This feels like the “actor’s movie” of the Best Picture selections. I mostly say that because it’s a period piece, and because it’s been winning a lot of individual acting hardware. That said, it didn’t win best ensemble at the SAG Awards, so I question whether it has enough umph to win the top prize. Besides, the Academy is rarely kind to comedies. In the last fifty years, only six comedies have taken top honors (The Sting (1973), Annie Hall (1977), Forrest Gump (1994), Shakespeare in Love (1998), The Artist (2011), and Birdman (2014)). Conclusion: The Favourite is a borderline contender.
Green Book (Directed by Peter Farrelly)
Green Book was an early favorite and checks most of the Oscar boxes. It’s a period piece, it has a strong cast, and it contains themes dealing with race relations in America. It’s also been a lightning rod for controversy. That, and it didn’t really resonate with critics or audiences. I think the voters end up putting the green book back on the shelf. Conclusion: Green Book is a pretender.
Roma (Directed by Alfonso Cuarón)
Roma is a heavyweight. Cuarón has created a neo-realist film that is comparable to the films of Vittorio de Sica, Roberto Rossellini, and Fredrico Fellini. It’s beautifully shot, achingly sad, and not entirely without humor. Cuarón has been honored by the Academy for Best Director for Gravity (2013), a film that would have won Best Picture in almost any other year it was nominated. All that being said, the Academy has never, not once, given Best Picture to a foreign language film. Then again, there’s a first time for everything. Conclusion: Roma is a contender.
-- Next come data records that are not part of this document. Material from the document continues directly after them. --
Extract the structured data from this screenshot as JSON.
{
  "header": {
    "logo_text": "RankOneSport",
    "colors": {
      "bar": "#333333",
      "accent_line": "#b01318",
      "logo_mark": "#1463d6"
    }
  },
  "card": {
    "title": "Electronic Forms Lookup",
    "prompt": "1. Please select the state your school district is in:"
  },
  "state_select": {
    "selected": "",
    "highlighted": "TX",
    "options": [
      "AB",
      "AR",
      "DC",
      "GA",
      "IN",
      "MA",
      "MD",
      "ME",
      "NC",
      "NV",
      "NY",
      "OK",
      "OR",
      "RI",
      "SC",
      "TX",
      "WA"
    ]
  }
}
A Star is Born (Directed by Bradley Cooper)
A Star is Born got a lot of early buzz, but that buzz has faded. For award show purposes, A Star is Born is Bradley Cooper’s character. The other nominees are Lady Gaga’s character. I just don’t see this movie turning things around, and it’s telling that Cooper wasn’t nominated for Best Director. A Star is Born was well received by critics and audiences, but not by award show voters. Conclusion: A Star is Born is a pretender.
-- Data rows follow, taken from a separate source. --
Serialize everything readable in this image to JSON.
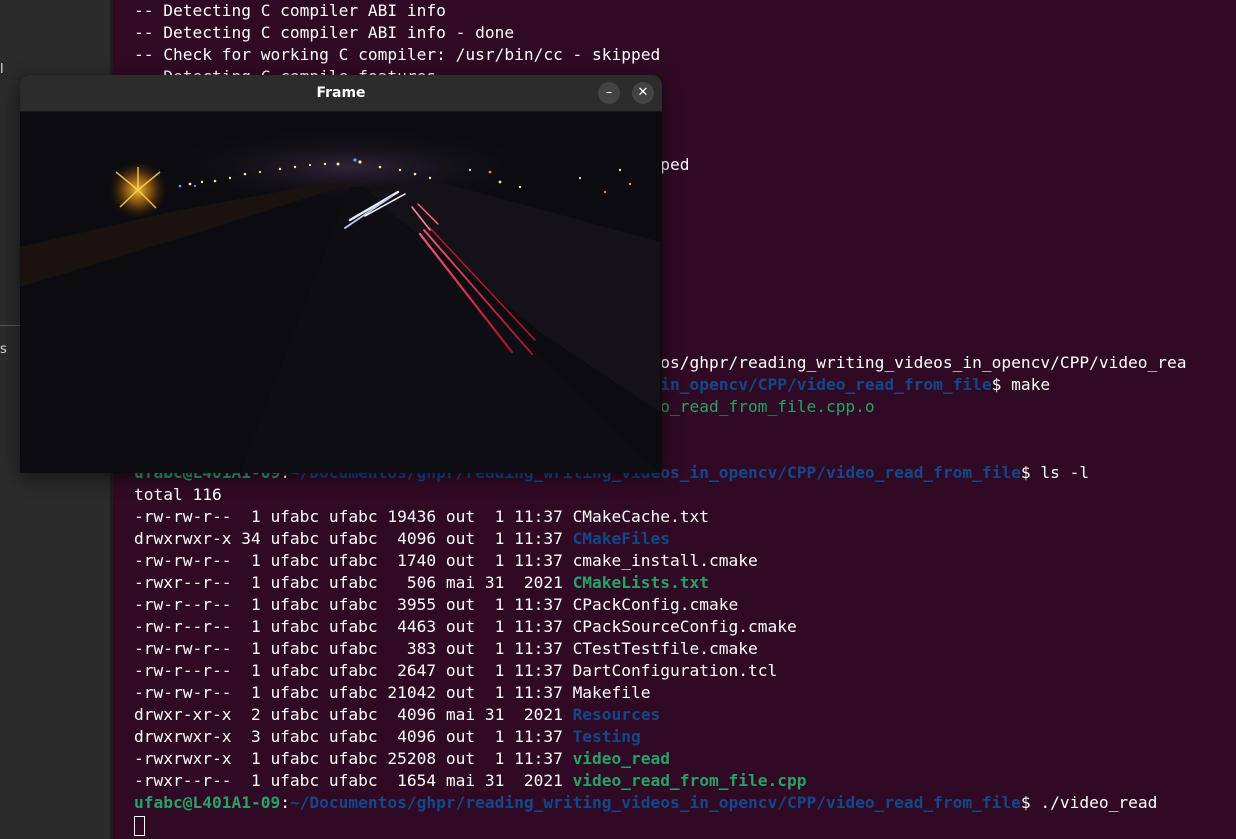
{
  "left_panel": {
    "fragment_top": "l",
    "fragment_bottom": "s"
  },
  "frame_window": {
    "title": "Frame",
    "minimize_icon": "–",
    "close_icon": "✕"
  },
  "terminal": {
    "prompt_user": "ufabc@L401A1-09",
    "prompt_path": "~/Documentos/ghpr/reading_writing_videos_in_opencv/CPP/video_read_from_file",
    "lines": [
      {
        "segments": [
          {
            "text": "-- Detecting C compiler ABI info",
            "style": "plain"
          }
        ]
      },
      {
        "segments": [
          {
            "text": "-- Detecting C compiler ABI info - done",
            "style": "plain"
          }
        ]
      },
      {
        "segments": [
          {
            "text": "-- Check for working C compiler: /usr/bin/cc - skipped",
            "style": "plain"
          }
        ]
      },
      {
        "segments": [
          {
            "text": "-- Detecting C compile features",
            "style": "plain"
          }
        ]
      },
      {
        "segments": [
          {
            "text": "",
            "style": "plain"
          }
        ]
      },
      {
        "segments": [
          {
            "text": "",
            "style": "plain"
          }
        ]
      },
      {
        "segments": [
          {
            "text": "",
            "style": "plain"
          }
        ]
      },
      {
        "segments": [
          {
            "text": "                                                     pped",
            "style": "plain"
          }
        ]
      },
      {
        "segments": [
          {
            "text": "",
            "style": "plain"
          }
        ]
      },
      {
        "segments": [
          {
            "text": "",
            "style": "plain"
          }
        ]
      },
      {
        "segments": [
          {
            "text": "",
            "style": "plain"
          }
        ]
      },
      {
        "segments": [
          {
            "text": "",
            "style": "plain"
          }
        ]
      },
      {
        "segments": [
          {
            "text": "",
            "style": "plain"
          }
        ]
      },
      {
        "segments": [
          {
            "text": "",
            "style": "plain"
          }
        ]
      },
      {
        "segments": [
          {
            "text": "",
            "style": "plain"
          }
        ]
      },
      {
        "segments": [
          {
            "text": "",
            "style": "plain"
          }
        ]
      },
      {
        "segments": [
          {
            "text": "                                                  mentos/ghpr/reading_writing_videos_in_opencv/CPP/video_rea",
            "style": "plain"
          }
        ]
      },
      {
        "segments": [
          {
            "text": "                                                  eos_in_opencv/CPP/video_read_from_file",
            "style": "blue"
          },
          {
            "text": "$ make",
            "style": "plain"
          }
        ]
      },
      {
        "segments": [
          {
            "text": "                                                  video_read_from_file.cpp.o",
            "style": "green_plain"
          }
        ]
      },
      {
        "segments": [
          {
            "text": "",
            "style": "plain"
          }
        ]
      },
      {
        "segments": [
          {
            "text": "",
            "style": "plain"
          }
        ]
      },
      {
        "segments": [
          {
            "text": "ufabc@L401A1-09",
            "style": "green"
          },
          {
            "text": ":",
            "style": "plain"
          },
          {
            "text": "~/Documentos/ghpr/reading_writing_videos_in_opencv/CPP/video_read_from_file",
            "style": "blue"
          },
          {
            "text": "$ ls -l",
            "style": "plain"
          }
        ]
      },
      {
        "segments": [
          {
            "text": "total 116",
            "style": "plain"
          }
        ]
      },
      {
        "segments": [
          {
            "text": "-rw-rw-r--  1 ufabc ufabc 19436 out  1 11:37 ",
            "style": "plain"
          },
          {
            "text": "CMakeCache.txt",
            "style": "plain"
          }
        ]
      },
      {
        "segments": [
          {
            "text": "drwxrwxr-x 34 ufabc ufabc  4096 out  1 11:37 ",
            "style": "plain"
          },
          {
            "text": "CMakeFiles",
            "style": "blue"
          }
        ]
      },
      {
        "segments": [
          {
            "text": "-rw-rw-r--  1 ufabc ufabc  1740 out  1 11:37 ",
            "style": "plain"
          },
          {
            "text": "cmake_install.cmake",
            "style": "plain"
          }
        ]
      },
      {
        "segments": [
          {
            "text": "-rwxr--r--  1 ufabc ufabc   506 mai 31  2021 ",
            "style": "plain"
          },
          {
            "text": "CMakeLists.txt",
            "style": "green"
          }
        ]
      },
      {
        "segments": [
          {
            "text": "-rw-r--r--  1 ufabc ufabc  3955 out  1 11:37 ",
            "style": "plain"
          },
          {
            "text": "CPackConfig.cmake",
            "style": "plain"
          }
        ]
      },
      {
        "segments": [
          {
            "text": "-rw-r--r--  1 ufabc ufabc  4463 out  1 11:37 ",
            "style": "plain"
          },
          {
            "text": "CPackSourceConfig.cmake",
            "style": "plain"
          }
        ]
      },
      {
        "segments": [
          {
            "text": "-rw-rw-r--  1 ufabc ufabc   383 out  1 11:37 ",
            "style": "plain"
          },
          {
            "text": "CTestTestfile.cmake",
            "style": "plain"
          }
        ]
      },
      {
        "segments": [
          {
            "text": "-rw-r--r--  1 ufabc ufabc  2647 out  1 11:37 ",
            "style": "plain"
          },
          {
            "text": "DartConfiguration.tcl",
            "style": "plain"
          }
        ]
      },
      {
        "segments": [
          {
            "text": "-rw-rw-r--  1 ufabc ufabc 21042 out  1 11:37 ",
            "style": "plain"
          },
          {
            "text": "Makefile",
            "style": "plain"
          }
        ]
      },
      {
        "segments": [
          {
            "text": "drwxr-xr-x  2 ufabc ufabc  4096 mai 31  2021 ",
            "style": "plain"
          },
          {
            "text": "Resources",
            "style": "blue"
          }
        ]
      },
      {
        "segments": [
          {
            "text": "drwxrwxr-x  3 ufabc ufabc  4096 out  1 11:37 ",
            "style": "plain"
          },
          {
            "text": "Testing",
            "style": "blue"
          }
        ]
      },
      {
        "segments": [
          {
            "text": "-rwxrwxr-x  1 ufabc ufabc 25208 out  1 11:37 ",
            "style": "plain"
          },
          {
            "text": "video_read",
            "style": "green"
          }
        ]
      },
      {
        "segments": [
          {
            "text": "-rwxr--r--  1 ufabc ufabc  1654 mai 31  2021 ",
            "style": "plain"
          },
          {
            "text": "video_read_from_file.cpp",
            "style": "green"
          }
        ]
      },
      {
        "segments": [
          {
            "text": "ufabc@L401A1-09",
            "style": "green"
          },
          {
            "text": ":",
            "style": "plain"
          },
          {
            "text": "~/Documentos/ghpr/reading_writing_videos_in_opencv/CPP/video_read_from_file",
            "style": "blue"
          },
          {
            "text": "$ ./video_read",
            "style": "plain"
          }
        ]
      }
    ]
  },
  "colors": {
    "terminal_bg": "#300a24",
    "prompt_green": "#26a269",
    "path_blue": "#12488b",
    "text": "#ffffff"
  }
}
Vice (Directed by Adam McKay)
Critics didn’t like Vice, and neither did audiences. That said, the movie is getting some love for Christian Bale’s transformation into Dick Cheney. However, every year there’s a movie nominated for Best Picture on the strength of the lead actor’s performance and not much else. A good example of this phenomenon is Phantom Thread (2017), from last year’s show. Daniel Day-Lewis was great in it, but the movie was kind of dumb. Vice is this year’s Phantom Thread. Conclusion: Vice is a pretender.
Conclusion & Prediction
There you have it. If this were back when only five movies could be nominated for Best Picture, you would have Black Panther, Blackkklansman, the Favourite, Roma, and probably A Star is Born. I think it’s going to come down to Roma or Black Panther.
So, what is Hollywood more nervous about? The Oscars losing value because of too many fish “love” movies winning, or not giving foreign language films enough support over the years? All the gold in Fort Knox couldn’t rectify decades of awards for Hollywood movies over superior foreign films, especially during the 1940’s, 1950’s, and 1960’s when the some of the greatest masterpieces of world cinema were coming out of France, Italy, Japan, and Sweden. I don’t think this is a big concern for the folks in Hollywood. Remember, with the exception of a dozen or so British movies and The Artist (2011), the Best Picture Oscar is best understood as the award for best American film as viewed with a short term evaluation.
Therefore, I predict that Black Panther will win Best Picture. Wakanda Forever!
(c) 2019 D.G. McCabe